It’s automatic, ensuring accuracy, efficiency and seamless accounts anytime, anywhere.
Amazon Tax Basics FAQs
Which taxes do Amazon sellers need to pay?
Most Amazon sellers will need to collect and remit sales tax, and file for income tax. The sales tax you pay will depend on the various countries and/or states that you do business with, so you’ll need to check the requirements of each for your obligations.
Tax obligations are unique to each business owner, so it’s always best to check with an accountant for the correct information relevant to you. Find one from our directory here.
Does Amazon charge sales tax?
In the states that have marketplace facilitator laws, Amazon will collect and remit sales tax on your behalf. It is required to do this legally.
In the states that do not have marketplace facilitator laws, if you qualify for nexus, you will need to charge and remit the sales tax. See our Amazon sales tax guide for more information and how to figure out your nexus states.
Which are the states where Amazon collects sales tax?
The following states had marketplace facilitator laws at the time this article was published. Please always check the official state tax pages for the latest information and to ensure you are following the correct requirements. Links to these can be found in our comparison table here.
Amazon may collect sales tax for sellers in the following states: Alabama, Alaska, Arizona, Arkansas, California, Colorado, Connecticut, DC, Georgia, Hawaii, Idaho, Illinois, Indiana, Iowa, Kentucky, Louisiana, Maine, Maryland, Massachusetts, Michigan, Minnesota, Mississippi, Nebraska, Nevada, New Jersey, New Mexico, New York, North Carolina, North Dakota, Ohio, Oklahoma, Pennsylvania, Rhode Island, South Carolina, South Dakota, Tennessee, Texas, Utah, Vermont, Virginia, Washington, West Virginia, Wisconsin, Wyoming.
How much does Amazon tax?
If Amazon collects sales tax for you, it will charge the percentage as dictated by the relevant state and its tax jurisdictions. This could be anything from 0-9%+. See the full list of states and their combined average sales tax rates in our table here.
Why is Amazon tax so high?
If Amazon is collecting sales tax for you, it will be charging the rate as per government regulations for the appropriate state. Tax rates are not set by Amazon.
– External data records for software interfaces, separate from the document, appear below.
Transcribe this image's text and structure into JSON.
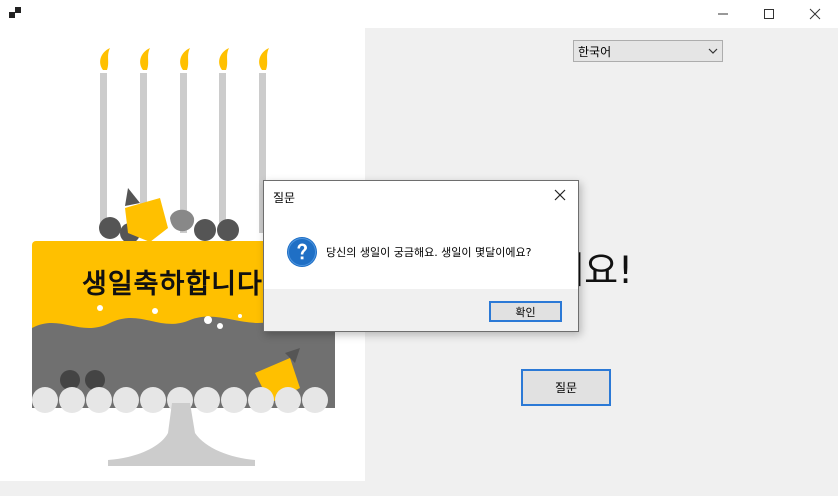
{
  "window": {
    "icon": "app-icon",
    "controls": {
      "minimize": "minimize-icon",
      "maximize": "maximize-icon",
      "close": "close-icon"
    }
  },
  "cake": {
    "text": "생일축하합니다"
  },
  "language_select": {
    "value": "한국어"
  },
  "greeting": {
    "text": "복하세요!"
  },
  "ask_button": {
    "label": "질문"
  },
  "dialog": {
    "title": "질문",
    "message": "당신의 생일이 궁금해요. 생일이 몇달이에요?",
    "ok_label": "확인",
    "icon": "question-icon"
  },
  "colors": {
    "cake_yellow": "#ffc000",
    "accent_blue": "#2b79d6",
    "cake_gray": "#707070"
  }
}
If you think you are paying too much in tax, consider hiring the help of a specialist ecommerce accountant to look at your books for you. They may be able to explain where the rates have come from and whether you can benefit from any deductions. Find one from our directory here.
How do taxes work on Amazon?
Some states require Amazon to collect sales tax on your behalf. In these states, you don’t have to worry about sales tax at all.
If you have nexus with a state that does not require Amazon to collect on your behalf, you will need to register for a tax permit in that state, calculate what to charge and add it to your Amazon orders manually. For the practical steps of collecting sales tax on Amazon, use this guide.
If you are filing income tax, you will need to manage this process yourself. If you meet certain criteria, Amazon will send you a pre-filled 1099-k form. It is your responsibility to check this is correct and file it along with your other documents. Find everything you need to know about Amazon income tax here.
Are there any tax exemptions on Amazon?
There is the Amazon Tax Exemption Program (ATEP) which allows businesses and individuals to apply for certain deductions and exemptions.
Can I get an Amazon tax refund?
This is a question for your accountant. Tax refunds will depend on whether you claimed deductible expenses in your tax return, and if these were eligible to be refunded to you.
Our Amazon Income Tax Guide lists examples of tax deductible expenses to get you started.
Next in the Series
The blog is part of our A2X Amazon Accounting Hub. So far in the hub, we’ve covered the key 5 setup steps for your Amazon accounting, the accounting software you should be using, seller fees and transactions and now, taxes.
Next up, we cover some of the most common mistakes that sellers make with their accounts. Learn from these and skip ahead to the good bits!